Data to examine
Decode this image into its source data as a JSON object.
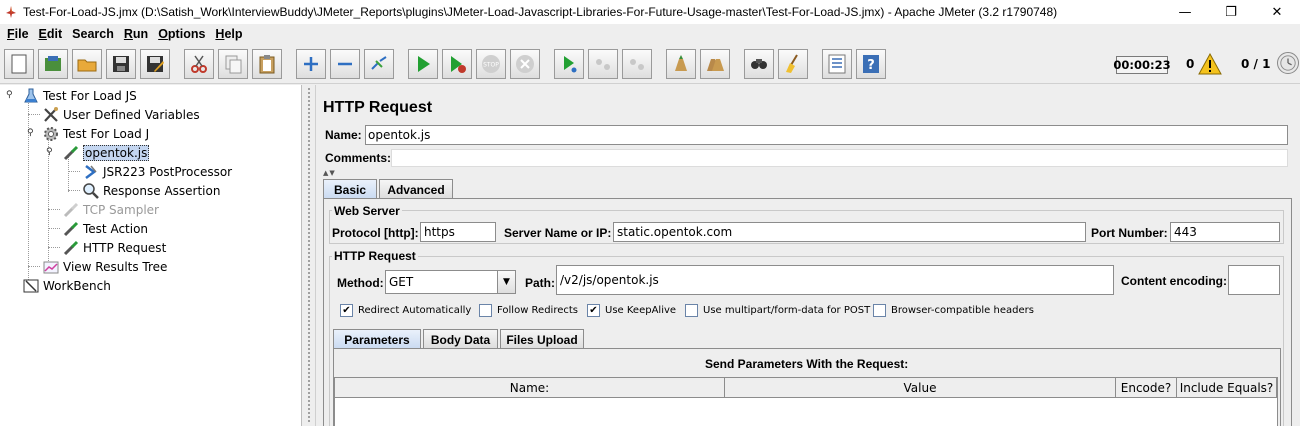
{
  "window": {
    "title": "Test-For-Load-JS.jmx (D:\\Satish_Work\\InterviewBuddy\\JMeter_Reports\\plugins\\JMeter-Load-Javascript-Libraries-For-Future-Usage-master\\Test-For-Load-JS.jmx) - Apache JMeter (3.2 r1790748)",
    "minimize": "—",
    "maximize": "❐",
    "close": "✕"
  },
  "menu": {
    "items": [
      {
        "underline": "F",
        "rest": "ile"
      },
      {
        "underline": "E",
        "rest": "dit"
      },
      {
        "underline": "",
        "rest": "Search"
      },
      {
        "underline": "R",
        "rest": "un"
      },
      {
        "underline": "O",
        "rest": "ptions"
      },
      {
        "underline": "H",
        "rest": "elp"
      }
    ]
  },
  "toolbar": {
    "buttons": [
      "new-icon",
      "templates-icon",
      "open-icon",
      "save-icon",
      "save-as-icon",
      "cut-icon",
      "copy-icon",
      "paste-icon",
      "expand-icon",
      "collapse-icon",
      "toggle-icon",
      "start-icon",
      "start-no-pauses-icon",
      "stop-icon",
      "shutdown-icon",
      "remote-start-icon",
      "remote-stop-icon",
      "remote-shutdown-icon",
      "clear-icon",
      "clear-all-icon",
      "search-icon",
      "reset-search-icon",
      "function-helper-icon",
      "help-icon"
    ],
    "timer": "00:00:23",
    "warnings": "0",
    "threads": "0 / 1"
  },
  "tree": {
    "nodes": [
      {
        "label": "Test For Load JS",
        "icon": "test-plan-icon"
      },
      {
        "label": "User Defined Variables",
        "icon": "config-icon"
      },
      {
        "label": "Test For Load J",
        "icon": "thread-group-icon"
      },
      {
        "label": "opentok.js",
        "icon": "sampler-icon"
      },
      {
        "label": "JSR223 PostProcessor",
        "icon": "postprocessor-icon"
      },
      {
        "label": "Response Assertion",
        "icon": "assertion-icon"
      },
      {
        "label": "TCP Sampler",
        "icon": "sampler-icon"
      },
      {
        "label": "Test Action",
        "icon": "sampler-icon"
      },
      {
        "label": "HTTP Request",
        "icon": "sampler-icon"
      },
      {
        "label": "View Results Tree",
        "icon": "listener-icon"
      },
      {
        "label": "WorkBench",
        "icon": "workbench-icon"
      }
    ]
  },
  "editor": {
    "title": "HTTP Request",
    "name_label": "Name:",
    "name_value": "opentok.js",
    "comments_label": "Comments:",
    "tabs": [
      "Basic",
      "Advanced"
    ],
    "web_server": {
      "title": "Web Server",
      "protocol_label": "Protocol [http]:",
      "protocol_value": "https",
      "server_label": "Server Name or IP:",
      "server_value": "static.opentok.com",
      "port_label": "Port Number:",
      "port_value": "443"
    },
    "http_request": {
      "title": "HTTP Request",
      "method_label": "Method:",
      "method_value": "GET",
      "path_label": "Path:",
      "path_value": "/v2/js/opentok.js",
      "encoding_label": "Content encoding:",
      "encoding_value": ""
    },
    "checkboxes": [
      {
        "label": "Redirect Automatically",
        "checked": true
      },
      {
        "label": "Follow Redirects",
        "checked": false
      },
      {
        "label": "Use KeepAlive",
        "checked": true
      },
      {
        "label": "Use multipart/form-data for POST",
        "checked": false
      },
      {
        "label": "Browser-compatible headers",
        "checked": false
      }
    ],
    "sub_tabs": [
      "Parameters",
      "Body Data",
      "Files Upload"
    ],
    "params_title": "Send Parameters With the Request:",
    "columns": [
      "Name:",
      "Value",
      "Encode?",
      "Include Equals?"
    ]
  }
}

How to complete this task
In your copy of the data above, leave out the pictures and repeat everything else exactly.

Solution to the problem
Decode this image into its source data as a JSON object.
{
  "window": {
    "title": "Test-For-Load-JS.jmx (D:\\Satish_Work\\InterviewBuddy\\JMeter_Reports\\plugins\\JMeter-Load-Javascript-Libraries-For-Future-Usage-master\\Test-For-Load-JS.jmx) - Apache JMeter (3.2 r1790748)",
    "minimize": "—",
    "maximize": "❐",
    "close": "✕"
  },
  "menu": {
    "items": [
      {
        "underline": "F",
        "rest": "ile"
      },
      {
        "underline": "E",
        "rest": "dit"
      },
      {
        "underline": "",
        "rest": "Search"
      },
      {
        "underline": "R",
        "rest": "un"
      },
      {
        "underline": "O",
        "rest": "ptions"
      },
      {
        "underline": "H",
        "rest": "elp"
      }
    ]
  },
  "toolbar": {
    "buttons": [
      "new-icon",
      "templates-icon",
      "open-icon",
      "save-icon",
      "save-as-icon",
      "cut-icon",
      "copy-icon",
      "paste-icon",
      "expand-icon",
      "collapse-icon",
      "toggle-icon",
      "start-icon",
      "start-no-pauses-icon",
      "stop-icon",
      "shutdown-icon",
      "remote-start-icon",
      "remote-stop-icon",
      "remote-shutdown-icon",
      "clear-icon",
      "clear-all-icon",
      "search-icon",
      "reset-search-icon",
      "function-helper-icon",
      "help-icon"
    ],
    "timer": "00:00:23",
    "warnings": "0",
    "threads": "0 / 1"
  },
  "tree": {
    "nodes": [
      {
        "label": "Test For Load JS",
        "icon": "test-plan-icon"
      },
      {
        "label": "User Defined Variables",
        "icon": "config-icon"
      },
      {
        "label": "Test For Load J",
        "icon": "thread-group-icon"
      },
      {
        "label": "opentok.js",
        "icon": "sampler-icon"
      },
      {
        "label": "JSR223 PostProcessor",
        "icon": "postprocessor-icon"
      },
      {
        "label": "Response Assertion",
        "icon": "assertion-icon"
      },
      {
        "label": "TCP Sampler",
        "icon": "sampler-icon"
      },
      {
        "label": "Test Action",
        "icon": "sampler-icon"
      },
      {
        "label": "HTTP Request",
        "icon": "sampler-icon"
      },
      {
        "label": "View Results Tree",
        "icon": "listener-icon"
      },
      {
        "label": "WorkBench",
        "icon": "workbench-icon"
      }
    ]
  },
  "editor": {
    "title": "HTTP Request",
    "name_label": "Name:",
    "name_value": "opentok.js",
    "comments_label": "Comments:",
    "tabs": [
      "Basic",
      "Advanced"
    ],
    "web_server": {
      "title": "Web Server",
      "protocol_label": "Protocol [http]:",
      "protocol_value": "https",
      "server_label": "Server Name or IP:",
      "server_value": "static.opentok.com",
      "port_label": "Port Number:",
      "port_value": "443"
    },
    "http_request": {
      "title": "HTTP Request",
      "method_label": "Method:",
      "method_value": "GET",
      "path_label": "Path:",
      "path_value": "/v2/js/opentok.js",
      "encoding_label": "Content encoding:",
      "encoding_value": ""
    },
    "checkboxes": [
      {
        "label": "Redirect Automatically",
        "checked": true
      },
      {
        "label": "Follow Redirects",
        "checked": false
      },
      {
        "label": "Use KeepAlive",
        "checked": true
      },
      {
        "label": "Use multipart/form-data for POST",
        "checked": false
      },
      {
        "label": "Browser-compatible headers",
        "checked": false
      }
    ],
    "sub_tabs": [
      "Parameters",
      "Body Data",
      "Files Upload"
    ],
    "params_title": "Send Parameters With the Request:",
    "columns": [
      "Name:",
      "Value",
      "Encode?",
      "Include Equals?"
    ]
  }
}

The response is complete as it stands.